A new federal court ruling has essentially turned the controversial “morning-after pill” into an over-the-counter drug, likely making the medication far more available to teens fearing pregnancy, even in states like Washington and Illinois where pharmacists currently can refuse to sell it.
The new ruling threw out the Food and Drug Administration’s requirement that girls younger than 17 have a prescription before a pharmacist could dispense Plan B. Because of the age requirement, pharmacists ended up controlling who received the medication because IDs had to be checked before any medication could be dispensed.
The FDA has 30 days to appeal. If it fails to get the new ruling overturned, Plan B and other emergency contraception will become, essentially, an OTC medication that could share shelf space with condoms and yeast busting medications.
Up until now, pharmacists in Washington and Illinois had been assured by the courts that they could choose not to dispense Plan B if they so chose. A federal judge ruled in February of 2012 that Washington state couldn’t force pharmacies to sell Plan B. Then in September of the same year, an Illinois appellate court affirmed a lower court’s ruling that pharmacists could not be forced by the state to sell Plan B if they had religious objections.
As an OTC drug, Plan B would not need to be kept behind the counter, meaning that pharmacists would have little control over its sales.
But with the issue still up in the air because of a possible appeal, it’s hard to know how everything will shake out.
“It will be interesting to see how the case plays out,” said Garth Reynolds, executive director of the Illinois Pharmacist Association. “I’m not sure what the immediate impact will be on current dispensing.”
Until there’s a final answer, Reynolds said, “it will be up to individual pharmacists how to deal with the new ruling.
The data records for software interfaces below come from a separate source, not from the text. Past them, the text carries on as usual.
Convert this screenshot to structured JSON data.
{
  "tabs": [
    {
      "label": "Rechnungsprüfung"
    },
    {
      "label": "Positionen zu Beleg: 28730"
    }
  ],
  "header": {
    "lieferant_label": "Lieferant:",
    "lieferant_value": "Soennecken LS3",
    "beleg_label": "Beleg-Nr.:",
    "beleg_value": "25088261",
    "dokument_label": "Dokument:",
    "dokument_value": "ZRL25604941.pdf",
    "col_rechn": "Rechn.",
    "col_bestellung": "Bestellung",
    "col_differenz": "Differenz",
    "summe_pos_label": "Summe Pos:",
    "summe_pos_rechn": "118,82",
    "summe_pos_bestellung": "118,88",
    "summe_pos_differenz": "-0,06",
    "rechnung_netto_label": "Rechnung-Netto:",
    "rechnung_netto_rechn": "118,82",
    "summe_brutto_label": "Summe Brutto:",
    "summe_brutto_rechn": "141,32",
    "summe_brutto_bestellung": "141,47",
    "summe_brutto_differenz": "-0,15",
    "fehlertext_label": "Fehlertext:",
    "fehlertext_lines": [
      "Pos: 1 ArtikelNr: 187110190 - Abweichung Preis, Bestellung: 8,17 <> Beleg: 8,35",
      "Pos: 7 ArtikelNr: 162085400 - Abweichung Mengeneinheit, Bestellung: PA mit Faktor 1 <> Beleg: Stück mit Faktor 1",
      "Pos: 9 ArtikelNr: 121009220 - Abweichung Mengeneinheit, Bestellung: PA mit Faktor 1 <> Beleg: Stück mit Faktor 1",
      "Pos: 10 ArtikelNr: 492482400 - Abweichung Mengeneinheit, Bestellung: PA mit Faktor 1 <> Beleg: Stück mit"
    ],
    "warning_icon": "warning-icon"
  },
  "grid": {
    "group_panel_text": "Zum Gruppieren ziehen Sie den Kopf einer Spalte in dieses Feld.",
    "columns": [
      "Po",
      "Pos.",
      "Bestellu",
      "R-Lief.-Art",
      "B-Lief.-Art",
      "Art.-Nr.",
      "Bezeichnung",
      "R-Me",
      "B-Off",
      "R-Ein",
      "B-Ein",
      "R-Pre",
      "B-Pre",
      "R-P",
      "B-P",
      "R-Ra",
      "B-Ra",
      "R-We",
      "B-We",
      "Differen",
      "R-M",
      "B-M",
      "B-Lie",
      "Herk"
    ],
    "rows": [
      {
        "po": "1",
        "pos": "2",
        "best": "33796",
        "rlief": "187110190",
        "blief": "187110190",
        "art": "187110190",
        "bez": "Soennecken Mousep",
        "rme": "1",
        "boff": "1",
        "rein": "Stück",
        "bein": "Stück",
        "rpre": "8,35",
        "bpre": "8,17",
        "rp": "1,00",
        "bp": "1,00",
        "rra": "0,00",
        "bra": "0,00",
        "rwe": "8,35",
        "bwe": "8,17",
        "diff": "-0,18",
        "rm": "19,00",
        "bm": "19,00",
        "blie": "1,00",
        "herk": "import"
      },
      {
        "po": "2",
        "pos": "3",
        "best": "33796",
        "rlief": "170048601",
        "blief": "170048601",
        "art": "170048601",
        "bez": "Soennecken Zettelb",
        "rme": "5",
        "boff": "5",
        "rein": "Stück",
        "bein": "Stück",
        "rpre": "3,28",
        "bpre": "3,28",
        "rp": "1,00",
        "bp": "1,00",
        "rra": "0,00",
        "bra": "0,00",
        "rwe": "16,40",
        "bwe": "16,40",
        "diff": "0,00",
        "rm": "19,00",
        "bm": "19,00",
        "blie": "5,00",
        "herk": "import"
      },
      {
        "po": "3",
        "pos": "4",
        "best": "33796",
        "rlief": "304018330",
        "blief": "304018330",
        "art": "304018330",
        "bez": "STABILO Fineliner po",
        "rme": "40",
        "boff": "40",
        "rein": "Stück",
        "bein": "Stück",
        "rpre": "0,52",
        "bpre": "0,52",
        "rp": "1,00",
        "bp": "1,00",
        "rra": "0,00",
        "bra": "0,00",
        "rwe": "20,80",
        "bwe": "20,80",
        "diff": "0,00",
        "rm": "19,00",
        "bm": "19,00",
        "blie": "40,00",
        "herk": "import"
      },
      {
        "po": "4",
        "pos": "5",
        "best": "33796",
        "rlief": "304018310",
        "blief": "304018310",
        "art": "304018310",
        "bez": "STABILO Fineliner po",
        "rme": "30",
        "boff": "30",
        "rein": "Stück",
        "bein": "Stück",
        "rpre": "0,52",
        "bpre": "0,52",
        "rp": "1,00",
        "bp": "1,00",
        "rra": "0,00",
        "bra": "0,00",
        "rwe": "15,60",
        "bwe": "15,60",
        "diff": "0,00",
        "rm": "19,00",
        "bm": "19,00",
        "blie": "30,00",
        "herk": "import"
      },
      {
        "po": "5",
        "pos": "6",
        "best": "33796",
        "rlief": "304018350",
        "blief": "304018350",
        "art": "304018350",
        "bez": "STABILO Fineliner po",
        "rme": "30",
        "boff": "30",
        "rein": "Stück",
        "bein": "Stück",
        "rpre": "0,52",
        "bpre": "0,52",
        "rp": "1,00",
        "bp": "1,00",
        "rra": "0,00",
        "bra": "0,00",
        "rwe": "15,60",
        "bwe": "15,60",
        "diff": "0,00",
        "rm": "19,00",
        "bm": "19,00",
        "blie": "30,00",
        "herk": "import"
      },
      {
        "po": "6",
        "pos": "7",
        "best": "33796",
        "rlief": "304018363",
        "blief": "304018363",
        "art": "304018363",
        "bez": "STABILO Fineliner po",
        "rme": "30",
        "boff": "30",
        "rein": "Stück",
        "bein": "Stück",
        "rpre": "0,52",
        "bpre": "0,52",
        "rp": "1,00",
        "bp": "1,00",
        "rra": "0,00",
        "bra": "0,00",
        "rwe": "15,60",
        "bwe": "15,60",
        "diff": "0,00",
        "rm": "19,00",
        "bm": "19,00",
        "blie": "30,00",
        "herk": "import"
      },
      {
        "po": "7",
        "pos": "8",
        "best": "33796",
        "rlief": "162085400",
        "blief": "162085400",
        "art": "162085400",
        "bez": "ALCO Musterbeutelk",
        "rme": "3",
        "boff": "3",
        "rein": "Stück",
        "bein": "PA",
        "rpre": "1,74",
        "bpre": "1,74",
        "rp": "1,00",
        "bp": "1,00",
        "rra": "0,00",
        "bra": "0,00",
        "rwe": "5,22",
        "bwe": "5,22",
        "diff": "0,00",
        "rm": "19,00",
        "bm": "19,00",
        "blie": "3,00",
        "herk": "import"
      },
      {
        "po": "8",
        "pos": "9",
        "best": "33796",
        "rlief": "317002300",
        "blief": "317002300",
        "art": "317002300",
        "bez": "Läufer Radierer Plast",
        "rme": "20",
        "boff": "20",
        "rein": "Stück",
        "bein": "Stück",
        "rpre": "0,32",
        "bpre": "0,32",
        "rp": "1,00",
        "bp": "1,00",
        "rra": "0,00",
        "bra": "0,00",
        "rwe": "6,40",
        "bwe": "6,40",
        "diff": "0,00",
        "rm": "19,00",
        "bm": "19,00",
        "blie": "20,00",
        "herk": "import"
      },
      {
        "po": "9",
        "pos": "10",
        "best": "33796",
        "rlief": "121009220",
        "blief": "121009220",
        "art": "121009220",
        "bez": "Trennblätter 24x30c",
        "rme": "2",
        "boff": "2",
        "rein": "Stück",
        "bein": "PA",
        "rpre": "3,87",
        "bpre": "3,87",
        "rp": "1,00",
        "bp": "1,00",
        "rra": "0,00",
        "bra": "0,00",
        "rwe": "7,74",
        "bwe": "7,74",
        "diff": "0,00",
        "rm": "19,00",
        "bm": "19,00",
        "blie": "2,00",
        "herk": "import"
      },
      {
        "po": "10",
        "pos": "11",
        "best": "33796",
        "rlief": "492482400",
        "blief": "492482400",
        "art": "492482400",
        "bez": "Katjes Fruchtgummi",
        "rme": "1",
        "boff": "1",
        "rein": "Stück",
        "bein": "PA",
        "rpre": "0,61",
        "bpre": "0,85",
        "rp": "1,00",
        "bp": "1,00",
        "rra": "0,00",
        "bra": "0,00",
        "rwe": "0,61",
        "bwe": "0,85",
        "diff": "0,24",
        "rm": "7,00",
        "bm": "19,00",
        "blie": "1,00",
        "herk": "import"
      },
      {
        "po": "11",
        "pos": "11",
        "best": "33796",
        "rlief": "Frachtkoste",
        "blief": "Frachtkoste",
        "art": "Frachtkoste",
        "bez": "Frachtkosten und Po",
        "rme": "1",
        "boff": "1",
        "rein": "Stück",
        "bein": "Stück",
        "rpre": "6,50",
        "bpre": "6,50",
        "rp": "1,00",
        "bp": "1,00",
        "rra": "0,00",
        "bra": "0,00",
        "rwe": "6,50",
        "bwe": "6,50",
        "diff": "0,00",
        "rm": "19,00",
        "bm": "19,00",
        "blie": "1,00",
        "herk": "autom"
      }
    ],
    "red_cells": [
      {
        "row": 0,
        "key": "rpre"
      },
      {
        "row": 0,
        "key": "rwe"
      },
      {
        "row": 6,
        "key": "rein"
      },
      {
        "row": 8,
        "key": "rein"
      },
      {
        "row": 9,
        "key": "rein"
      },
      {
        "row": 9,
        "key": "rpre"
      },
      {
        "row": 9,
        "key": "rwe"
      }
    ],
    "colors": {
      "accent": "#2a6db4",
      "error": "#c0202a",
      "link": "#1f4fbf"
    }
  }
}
If it’s upheld, pharmacies will obey the law. ”
Even without the change, pharmacies in Illinois are required by law to fill prescriptions when they are presented, said Susan Hofer Hofer, a spokesperson for the Illinois Department of Financial and Professional Regulation, which oversees pharmacies and the professionals who work in them.
“We have a law that says that an individual pharmacist may refuse to provide any medicine they choose, but the pharmacy must make an arrangement so the patient can get served at that pharmacy,” Hofer said. “We’re in court right now with pharmacists who say they don’t want to do it.”
How does that square with the law? These are pharmacies that are owned by a pharmacist who is refusing not only to fill prescriptions for Plan B himself, but also to find someone else to do the job, Hofer explained.
In Washington state, pharmacist Steve Lee says the new ruling won’t make much of a difference.
“I think people who have a need for that should be able to buy it,” he says.
None of his pharmacists have refused to sell Plan B to any woman, however, he adds that the “morning after pill” – which sells for approximately $50 -- is not a big seller at his small pharmacy in the Ballard neighborhood of Seattle.
“We have it in the store but we’ve never sold one,” he says. “We’ve had it since it became available. We always have one but they just sit here and expire.”
Jim Krell, a pharmacist in Mt. Vernon, Wash., echoes Lee’s comments regarding the limited usage of the "morning-after pill."
“When you read about this in the press, it sounds like this product is being used a lot,” he says. “In this community – and my feeling is it’s the same statewide – the demand for Plan B is not that great. On average, we might sell it once a month, maybe. And it’s being used responsibly when it is being used. We don’t see what the big deal is.”
If the new ruling stands, individual pharmacists will have very little wiggle room when it comes to Plan B and other emergency contraception, predicted Carmen Catizone, executive director of the National Association of Boards of Pharmacy. “If it becomes an over-the-counter product, there isn’t much they can do, unless the pharmacy chooses not to stock that product. The judge cannot mandate that every pharmacy carries it.”
Even if the morning-after pill does become an OTC product, women, especially younger ones may still have trouble getting their hands on it.
“When I was 18, I tried to get Plan B but it was just so expensive that I didn’t get it,” says Melissa, a 26-year-old service industry employee from Seattle. “I went to the pharmacy to see how much it was but it was over $50. I didn’t have the money. I didn’t have insurance. And I ended up getting pregnant and then getting an abortion. It was very sad, but my boyfriend had just dumped me.”